By Paolo Succi on August 11, 2013 at 7:52pm
These days, you would be hard pressed to find gamers – or anyone over 18 for that matter – who don’t fondly recall long nights playing Nintendo classics like "Mario Kart 64," "Super Mario World," "Metroid," or any other time-honored titles. It is exactly this nostalgia that Nintendo recently preyed on in their newest financial report.
Before addressing Nintendo’s abysmal financial quarter, Miyamoto pleads with readers to remember the good times. The document opens with stills from past Nintendo – "F-Zero," "Donkey Kong," and "Pokémon" - and progresses through to the current day with Wii peripherals 3DS and "Miiverse." The chronology ends with a particularly moving slide saying that Nintendo’s games grew alongside their fans. Sappiness over, the 2013 Annual Report then continues with presenting the dire situation the once-dominant console manufacturer is in with only 160,000 Wii U units shipping globally in the last quarter. Gamers, industry professionals, and likely Shigeru Miyamoto himself must be asking, “What went wrong?”
On paper, Nintendo had everything going for them. Releasing a next-gen console almost a year before their major competitors, combined with a trusted brand and a tradition of revolutionary gameplay is surely a recipe for success. For a company that has been known for pushing the boundaries, it is a wonder why the Wii U has come to represent outdated tenements of gaming. Nintendo’s recent woes are a result of these antiquated ideals that have proven strong in the past but no longer fly in the current industry.
While many point to the hardware as Wii U’s biggest downfall, outdated specs do not necessarily sink a console, especially for Nintendo. Back in 2007, lead producer for the "FIFA" series at the time lauded the Wii for its poor technical performance, equating it to having the power of the original Xbox. The Wii then became one of the best-selling consoles of all time. Nintendo’s charm has always been in great gameplay; the Wii U’s specs may be a sticking point following the release of competing consoles this Nov., but it certainly hasn’t excused its current failures.
So if it’s not the hardware, then is the software to blame? While Nintendo’s releases in recent years have been consistently well-received, for the most part they have made little effort to really push the envelope. Many of the first party hits have been series continuations with no real pushes for new IPs. Further, the franchises traditionally known for pushing consoles - "Mario Kart," "Super Mario," and "Zelda" - will either be absent this year or released late 2014. With little support coming from first party development, more pressure is placed on third-party releases, an area where the Wii U has undoubtedly failed. Promotion for those third-party releases have been virtually non-existent, especially when compared to first-party games. Lead developer for “Zombie U” – a flagship third party launch title - has described sales as not even close to being profitable, subsequently dashing hopes for a followup.

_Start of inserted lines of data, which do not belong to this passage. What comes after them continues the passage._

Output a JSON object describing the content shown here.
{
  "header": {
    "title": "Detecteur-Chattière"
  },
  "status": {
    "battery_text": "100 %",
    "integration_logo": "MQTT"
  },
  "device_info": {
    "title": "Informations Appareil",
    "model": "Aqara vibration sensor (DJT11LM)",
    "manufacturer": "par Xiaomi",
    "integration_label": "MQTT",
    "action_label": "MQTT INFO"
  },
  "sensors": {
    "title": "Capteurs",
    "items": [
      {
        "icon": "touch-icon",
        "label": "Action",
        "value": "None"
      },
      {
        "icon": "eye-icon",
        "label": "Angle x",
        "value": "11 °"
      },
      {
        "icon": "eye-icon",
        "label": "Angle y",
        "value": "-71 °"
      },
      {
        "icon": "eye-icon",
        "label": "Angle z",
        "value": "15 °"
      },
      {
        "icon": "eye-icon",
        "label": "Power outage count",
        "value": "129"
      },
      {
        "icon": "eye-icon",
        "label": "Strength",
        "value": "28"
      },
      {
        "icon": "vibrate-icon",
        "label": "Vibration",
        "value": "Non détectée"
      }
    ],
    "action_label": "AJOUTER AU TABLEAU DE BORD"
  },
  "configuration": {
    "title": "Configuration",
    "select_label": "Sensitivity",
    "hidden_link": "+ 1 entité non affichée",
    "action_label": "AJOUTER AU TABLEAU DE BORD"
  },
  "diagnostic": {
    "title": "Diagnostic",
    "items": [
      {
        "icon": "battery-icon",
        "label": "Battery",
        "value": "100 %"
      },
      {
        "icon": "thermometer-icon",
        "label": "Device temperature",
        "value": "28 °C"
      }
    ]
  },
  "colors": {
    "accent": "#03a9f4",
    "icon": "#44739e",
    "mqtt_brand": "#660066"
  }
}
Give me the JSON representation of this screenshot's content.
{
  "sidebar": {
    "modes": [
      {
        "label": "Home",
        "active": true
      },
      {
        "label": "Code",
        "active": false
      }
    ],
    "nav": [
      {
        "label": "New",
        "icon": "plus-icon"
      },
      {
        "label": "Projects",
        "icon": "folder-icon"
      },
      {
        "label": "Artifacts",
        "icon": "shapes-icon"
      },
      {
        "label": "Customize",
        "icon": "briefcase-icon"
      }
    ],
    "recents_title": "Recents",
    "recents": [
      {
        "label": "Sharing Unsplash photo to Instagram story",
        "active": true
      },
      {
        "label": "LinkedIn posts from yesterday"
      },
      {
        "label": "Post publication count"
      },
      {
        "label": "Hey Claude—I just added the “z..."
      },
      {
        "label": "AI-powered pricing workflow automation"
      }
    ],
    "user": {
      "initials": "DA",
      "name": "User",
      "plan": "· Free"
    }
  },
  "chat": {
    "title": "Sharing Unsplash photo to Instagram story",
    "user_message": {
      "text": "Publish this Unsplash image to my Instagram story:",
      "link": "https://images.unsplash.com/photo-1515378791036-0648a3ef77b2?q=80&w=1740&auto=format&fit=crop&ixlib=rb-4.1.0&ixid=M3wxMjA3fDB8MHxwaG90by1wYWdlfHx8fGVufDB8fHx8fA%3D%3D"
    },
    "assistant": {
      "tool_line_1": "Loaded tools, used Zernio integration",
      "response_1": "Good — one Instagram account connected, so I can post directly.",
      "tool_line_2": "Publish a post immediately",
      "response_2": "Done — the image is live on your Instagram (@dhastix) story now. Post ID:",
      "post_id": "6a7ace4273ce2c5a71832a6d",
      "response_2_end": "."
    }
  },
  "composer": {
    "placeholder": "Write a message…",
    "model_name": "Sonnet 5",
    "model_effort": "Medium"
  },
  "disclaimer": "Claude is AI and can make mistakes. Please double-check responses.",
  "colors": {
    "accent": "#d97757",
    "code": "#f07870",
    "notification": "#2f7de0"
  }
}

In addition, the poor console sales have pushed Ubisoft’s much-anticipated “Rayman Legends” from a Wii U exclusive to releases on Xbox and PS3.
The problems with software only explain so much of the Wii U tanking. This article hasn’t even touched on the price ($349 MSRP? Really, guys?), online accounts being tied to separate consoles, and the poorly chosen next-gen console name. I like to consider myself a pretty informed gamer, but hearing the name of the Wii U didn’t really grab my attention at first glance. I had written it off as a new peripheral for the Wii. There simply wasn’t enough to distinguish it enough from the previous generation.
If E3 2013 taught us anything, it was that second-screen technologies are going to increasingly become part of the console gaming experience to come. Ironically, the Wii U’s largest selling point, its most characteristic feature as a next-gen console will likely go unnoticed. Major upcoming third parties like the Division and Watch Dogs will forgo the Wii U’s built-in tablet in favor of Xbox’s Smartglass or Playstation Vita’s second-screen capabilities. Nintendo was right to appeal to gamers’ nostalgia in their dire annual report; it reminds us of all the good times we had together. Conversely, it is precisely this affinity for a beloved company that makes the Wii U hurt that much more. We can now only hope that Nintendo moves the conversation from “What went wrong?” to “Okay we messed up, but where can we go from here?”
Nintendo's Annual Report 2013